Unvaccinated students 'numbered' with Sharpie marker at New Hampshire prom

Exeter high school new hampshire
© Exeter High School
At a prom in New Hampshire, high school students attending who weren't able to prove their vaccination status had numbers written on them with Sharpie marker to tell them apart from vaccinated attendees.

Students who were unable to provide evidence of their vaccination status, like their vaccine card, had a number written on their hand. Throughout the night of dancing, which was divided into three outdoor dance floors on school property, students were asked to raise their hand after every few songs to "determine who they were around," an email from the school obtained by WMUR9 stated.

State Representative Melissa Litchfield told WMUR9 that parents were concerned that students were being "singled out for not being vaccinated."

Several outraged constituents informed the state representative that unvaccinated students who attended the Exeter High School prom "had a number written on them in Sharpie" and were tracked throughout the evening since check-in.


Federal Appeals court in Florida sends Alachua County mask mandate back to lower court

Masked people
© Fox13
Pointing to privacy rights, a divided state appeals court Friday overturned a circuit judge's decision last year that allowed Alachua County to keep in place a mask requirement to try to prevent the spread of COVID-19.

A panel of the 1st District Court of Appeal, in a 2-1 decision, said Alachua County Circuit Judge Donna Keim did not properly consider the privacy rights of plaintiff Justin Green before she rejected a request for a temporary injunction against the mask requirement.

"The trial court simply looked at the right asserted by Green too narrowly, relying on the wrong privacy jurisprudence," said the 13-page majority opinion, written by Judge Adam Tanenbaum and joined by Judge Robert Long. "The right to be let alone by government does exist in Florida, as part of a right of privacy that our (Florida) Supreme Court has declared to be fundamental. ... (The Supreme Court) has construed this fundamental right to be so broad as to include the complete freedom of a person to control his own body. Under this construction, a person reasonably can expect not to be forced by the government to put something on his own face against his will. Florida's constitutional right to privacy, then, necessarily is implicated by the nature of the county's mask mandate."

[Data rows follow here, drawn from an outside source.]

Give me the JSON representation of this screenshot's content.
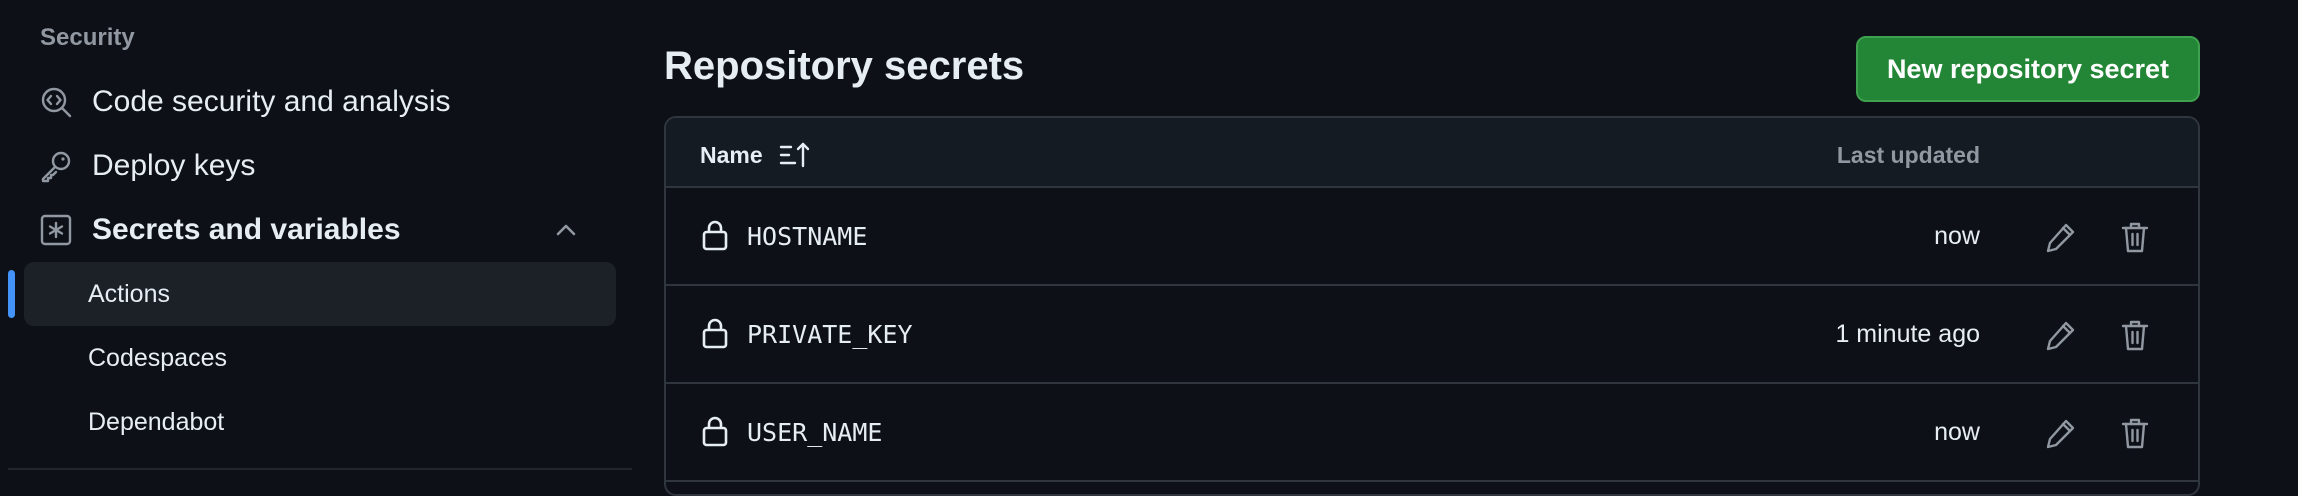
{
  "sidebar": {
    "section_title": "Security",
    "items": [
      {
        "label": "Code security and analysis",
        "icon": "codescan-icon"
      },
      {
        "label": "Deploy keys",
        "icon": "key-icon"
      },
      {
        "label": "Secrets and variables",
        "icon": "asterisk-icon",
        "expanded": true
      }
    ],
    "subitems": [
      {
        "label": "Actions",
        "active": true
      },
      {
        "label": "Codespaces",
        "active": false
      },
      {
        "label": "Dependabot",
        "active": false
      }
    ]
  },
  "main": {
    "title": "Repository secrets",
    "new_button_label": "New repository secret",
    "table": {
      "col_name": "Name",
      "col_updated": "Last updated",
      "rows": [
        {
          "name": "HOSTNAME",
          "updated": "now"
        },
        {
          "name": "PRIVATE_KEY",
          "updated": "1 minute ago"
        },
        {
          "name": "USER_NAME",
          "updated": "now"
        }
      ]
    }
  },
  "colors": {
    "background": "#0d1117",
    "primary_button": "#238636",
    "active_indicator": "#4493f8",
    "border": "#30363d"
  }
}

The majority stopped short of declaring the Alachua County requirement unconstitutional but sent the case back to the lower court for reconsideration.